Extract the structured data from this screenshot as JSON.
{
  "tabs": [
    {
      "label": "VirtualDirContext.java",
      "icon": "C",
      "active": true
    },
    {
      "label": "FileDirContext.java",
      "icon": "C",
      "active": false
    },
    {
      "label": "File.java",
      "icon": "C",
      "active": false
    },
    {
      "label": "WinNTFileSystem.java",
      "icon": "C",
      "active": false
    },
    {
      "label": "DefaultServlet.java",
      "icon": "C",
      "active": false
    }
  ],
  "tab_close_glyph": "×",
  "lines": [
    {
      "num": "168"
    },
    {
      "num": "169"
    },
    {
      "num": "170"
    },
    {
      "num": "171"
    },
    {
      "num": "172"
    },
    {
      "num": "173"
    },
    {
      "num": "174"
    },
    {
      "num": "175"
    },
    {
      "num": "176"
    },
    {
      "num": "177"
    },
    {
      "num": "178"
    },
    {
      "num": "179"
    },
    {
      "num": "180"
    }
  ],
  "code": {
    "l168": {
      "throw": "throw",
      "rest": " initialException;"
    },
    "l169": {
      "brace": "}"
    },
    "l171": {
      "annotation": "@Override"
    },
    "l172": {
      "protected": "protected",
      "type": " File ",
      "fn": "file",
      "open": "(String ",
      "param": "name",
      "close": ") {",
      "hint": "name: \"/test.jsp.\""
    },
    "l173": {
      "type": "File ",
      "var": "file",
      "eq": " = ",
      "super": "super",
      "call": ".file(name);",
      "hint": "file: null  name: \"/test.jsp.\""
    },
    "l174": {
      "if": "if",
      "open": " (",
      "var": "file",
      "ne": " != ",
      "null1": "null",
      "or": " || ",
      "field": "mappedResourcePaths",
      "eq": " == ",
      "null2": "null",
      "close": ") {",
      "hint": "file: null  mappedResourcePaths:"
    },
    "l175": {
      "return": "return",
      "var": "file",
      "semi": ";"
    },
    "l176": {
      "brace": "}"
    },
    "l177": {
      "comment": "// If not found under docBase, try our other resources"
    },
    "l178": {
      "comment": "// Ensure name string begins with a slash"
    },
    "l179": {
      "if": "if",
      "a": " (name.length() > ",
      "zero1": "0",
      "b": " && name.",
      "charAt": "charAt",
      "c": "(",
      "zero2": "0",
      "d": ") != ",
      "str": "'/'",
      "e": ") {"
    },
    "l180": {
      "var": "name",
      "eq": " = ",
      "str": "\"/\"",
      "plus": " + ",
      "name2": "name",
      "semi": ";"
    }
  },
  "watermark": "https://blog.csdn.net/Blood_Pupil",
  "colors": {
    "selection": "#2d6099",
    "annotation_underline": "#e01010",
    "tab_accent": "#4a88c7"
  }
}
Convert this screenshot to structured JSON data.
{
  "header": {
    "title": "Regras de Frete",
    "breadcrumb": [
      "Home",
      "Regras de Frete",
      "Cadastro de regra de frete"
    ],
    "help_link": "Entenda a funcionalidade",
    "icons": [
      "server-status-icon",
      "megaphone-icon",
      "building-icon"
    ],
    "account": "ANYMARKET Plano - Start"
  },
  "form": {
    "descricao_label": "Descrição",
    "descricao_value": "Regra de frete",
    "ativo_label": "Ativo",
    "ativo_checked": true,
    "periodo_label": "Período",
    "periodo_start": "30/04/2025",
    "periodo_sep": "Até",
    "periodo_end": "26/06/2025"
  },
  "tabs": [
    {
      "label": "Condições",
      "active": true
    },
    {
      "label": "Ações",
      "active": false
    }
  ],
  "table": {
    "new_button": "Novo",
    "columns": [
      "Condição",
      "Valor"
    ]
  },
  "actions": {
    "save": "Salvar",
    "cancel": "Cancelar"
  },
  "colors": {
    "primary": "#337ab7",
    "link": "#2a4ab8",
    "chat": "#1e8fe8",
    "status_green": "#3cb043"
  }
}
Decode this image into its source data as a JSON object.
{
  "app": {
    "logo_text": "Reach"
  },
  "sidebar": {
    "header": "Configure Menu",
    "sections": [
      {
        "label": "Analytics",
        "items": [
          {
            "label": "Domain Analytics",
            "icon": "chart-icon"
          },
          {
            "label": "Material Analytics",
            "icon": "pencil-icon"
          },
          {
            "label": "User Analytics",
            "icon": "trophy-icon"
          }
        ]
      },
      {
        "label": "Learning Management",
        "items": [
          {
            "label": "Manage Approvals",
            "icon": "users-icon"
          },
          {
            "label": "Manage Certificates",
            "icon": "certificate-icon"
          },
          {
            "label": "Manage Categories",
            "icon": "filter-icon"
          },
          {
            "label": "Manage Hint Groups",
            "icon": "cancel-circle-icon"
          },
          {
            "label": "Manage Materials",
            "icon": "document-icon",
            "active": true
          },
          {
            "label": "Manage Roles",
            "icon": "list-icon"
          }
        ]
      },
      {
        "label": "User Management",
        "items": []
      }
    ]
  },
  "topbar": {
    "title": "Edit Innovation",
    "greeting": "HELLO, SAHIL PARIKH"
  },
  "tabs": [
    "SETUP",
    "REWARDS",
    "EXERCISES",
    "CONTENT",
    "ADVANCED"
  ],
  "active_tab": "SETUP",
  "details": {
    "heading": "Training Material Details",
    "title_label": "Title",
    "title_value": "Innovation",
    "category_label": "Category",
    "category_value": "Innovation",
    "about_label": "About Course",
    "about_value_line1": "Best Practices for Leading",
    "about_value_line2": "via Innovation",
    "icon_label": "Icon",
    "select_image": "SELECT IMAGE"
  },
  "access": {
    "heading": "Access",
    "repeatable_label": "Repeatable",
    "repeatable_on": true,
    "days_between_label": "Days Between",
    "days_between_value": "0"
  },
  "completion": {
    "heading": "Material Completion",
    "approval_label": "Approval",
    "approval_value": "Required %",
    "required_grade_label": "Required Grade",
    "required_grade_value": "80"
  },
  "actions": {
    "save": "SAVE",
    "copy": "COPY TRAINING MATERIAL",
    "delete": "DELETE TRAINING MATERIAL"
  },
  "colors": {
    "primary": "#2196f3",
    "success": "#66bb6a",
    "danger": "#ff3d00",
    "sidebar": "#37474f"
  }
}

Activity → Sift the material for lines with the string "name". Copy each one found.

Exercise solution →
      "param": "name",
      "hint": "name: \"/test.jsp.\""
      "call": ".file(name);",
      "hint": "file: null  name: \"/test.jsp.\""
      "comment": "// Ensure name string begins with a slash"
      "a": " (name.length() > ",
      "b": " && name.",
      "var": "name",
      "name2": "name",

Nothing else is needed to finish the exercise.